Try it: Could you give the records below again exactly, without the pictures?

Information given:
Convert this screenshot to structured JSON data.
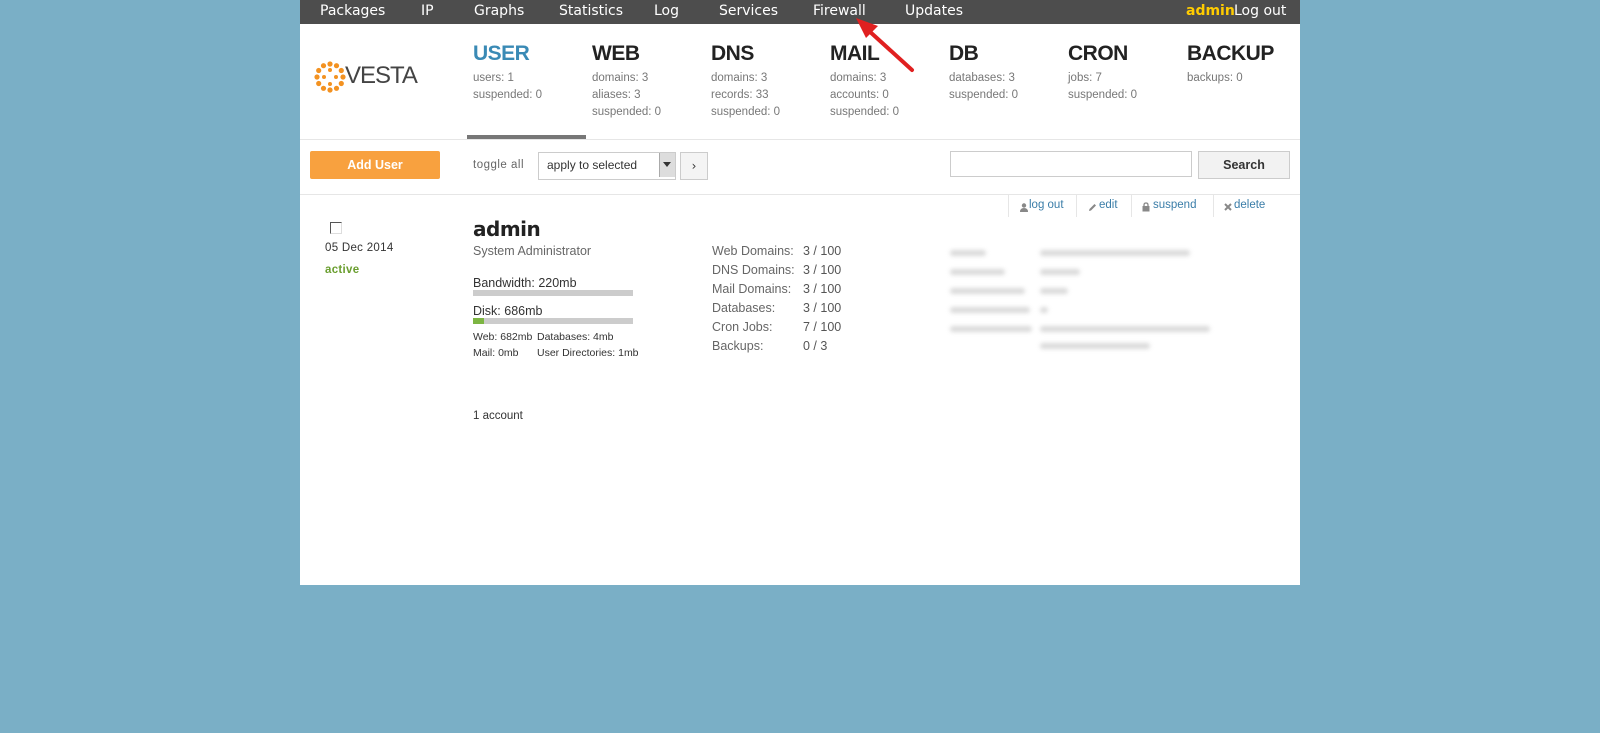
{
  "topnav": {
    "items": [
      "Packages",
      "IP",
      "Graphs",
      "Statistics",
      "Log",
      "Services",
      "Firewall",
      "Updates"
    ],
    "user": "admin",
    "logout": "Log out"
  },
  "logo": {
    "text": "VESTA"
  },
  "tabs": [
    {
      "title": "USER",
      "stats": [
        "users: 1",
        "suspended: 0"
      ]
    },
    {
      "title": "WEB",
      "stats": [
        "domains: 3",
        "aliases: 3",
        "suspended: 0"
      ]
    },
    {
      "title": "DNS",
      "stats": [
        "domains: 3",
        "records: 33",
        "suspended: 0"
      ]
    },
    {
      "title": "MAIL",
      "stats": [
        "domains: 3",
        "accounts: 0",
        "suspended: 0"
      ]
    },
    {
      "title": "DB",
      "stats": [
        "databases: 3",
        "suspended: 0"
      ]
    },
    {
      "title": "CRON",
      "stats": [
        "jobs: 7",
        "suspended: 0"
      ]
    },
    {
      "title": "BACKUP",
      "stats": [
        "backups: 0"
      ]
    }
  ],
  "toolbar": {
    "add_user": "Add User",
    "toggle_all": "toggle all",
    "apply_selected": "apply to selected",
    "apply_go": "›",
    "search_value": "",
    "search_button": "Search"
  },
  "row_actions": {
    "logout": "log out",
    "edit": "edit",
    "suspend": "suspend",
    "delete": "delete"
  },
  "user": {
    "date": "05 Dec 2014",
    "status": "active",
    "name": "admin",
    "role": "System Administrator",
    "bandwidth_label": "Bandwidth: 220mb",
    "bandwidth_fraction": 0.0,
    "disk_label": "Disk: 686mb",
    "disk_fraction": 0.07,
    "web_usage": "Web: 682mb",
    "db_usage": "Databases: 4mb",
    "mail_usage": "Mail: 0mb",
    "udir_usage": "User Directories: 1mb",
    "stats": [
      {
        "label": "Web Domains:",
        "value": "3 / 100"
      },
      {
        "label": "DNS Domains:",
        "value": "3 / 100"
      },
      {
        "label": "Mail Domains:",
        "value": "3 / 100"
      },
      {
        "label": "Databases:",
        "value": "3 / 100"
      },
      {
        "label": "Cron Jobs:",
        "value": "7 / 100"
      },
      {
        "label": "Backups:",
        "value": "0 / 3"
      }
    ]
  },
  "footer_count": "1 account",
  "colors": {
    "background": "#7aafc6",
    "accent": "#f8a13f",
    "active_tab": "#3a8ab5",
    "status_active": "#6a9e2f",
    "disk_fill": "#7cb542"
  },
  "annotation": {
    "icon": "red-arrow-icon",
    "color": "#e02020"
  }
}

Response area:
Convert this screenshot to structured JSON data.
{
  "topnav": {
    "items": [
      "Packages",
      "IP",
      "Graphs",
      "Statistics",
      "Log",
      "Services",
      "Firewall",
      "Updates"
    ],
    "user": "admin",
    "logout": "Log out"
  },
  "logo": {
    "text": "VESTA"
  },
  "tabs": [
    {
      "title": "USER",
      "stats": [
        "users: 1",
        "suspended: 0"
      ]
    },
    {
      "title": "WEB",
      "stats": [
        "domains: 3",
        "aliases: 3",
        "suspended: 0"
      ]
    },
    {
      "title": "DNS",
      "stats": [
        "domains: 3",
        "records: 33",
        "suspended: 0"
      ]
    },
    {
      "title": "MAIL",
      "stats": [
        "domains: 3",
        "accounts: 0",
        "suspended: 0"
      ]
    },
    {
      "title": "DB",
      "stats": [
        "databases: 3",
        "suspended: 0"
      ]
    },
    {
      "title": "CRON",
      "stats": [
        "jobs: 7",
        "suspended: 0"
      ]
    },
    {
      "title": "BACKUP",
      "stats": [
        "backups: 0"
      ]
    }
  ],
  "toolbar": {
    "add_user": "Add User",
    "toggle_all": "toggle all",
    "apply_selected": "apply to selected",
    "apply_go": "›",
    "search_value": "",
    "search_button": "Search"
  },
  "row_actions": {
    "logout": "log out",
    "edit": "edit",
    "suspend": "suspend",
    "delete": "delete"
  },
  "user": {
    "date": "05 Dec 2014",
    "status": "active",
    "name": "admin",
    "role": "System Administrator",
    "bandwidth_label": "Bandwidth: 220mb",
    "bandwidth_fraction": 0.0,
    "disk_label": "Disk: 686mb",
    "disk_fraction": 0.07,
    "web_usage": "Web: 682mb",
    "db_usage": "Databases: 4mb",
    "mail_usage": "Mail: 0mb",
    "udir_usage": "User Directories: 1mb",
    "stats": [
      {
        "label": "Web Domains:",
        "value": "3 / 100"
      },
      {
        "label": "DNS Domains:",
        "value": "3 / 100"
      },
      {
        "label": "Mail Domains:",
        "value": "3 / 100"
      },
      {
        "label": "Databases:",
        "value": "3 / 100"
      },
      {
        "label": "Cron Jobs:",
        "value": "7 / 100"
      },
      {
        "label": "Backups:",
        "value": "0 / 3"
      }
    ]
  },
  "footer_count": "1 account",
  "colors": {
    "background": "#7aafc6",
    "accent": "#f8a13f",
    "active_tab": "#3a8ab5",
    "status_active": "#6a9e2f",
    "disk_fill": "#7cb542"
  },
  "annotation": {
    "icon": "red-arrow-icon",
    "color": "#e02020"
  }
}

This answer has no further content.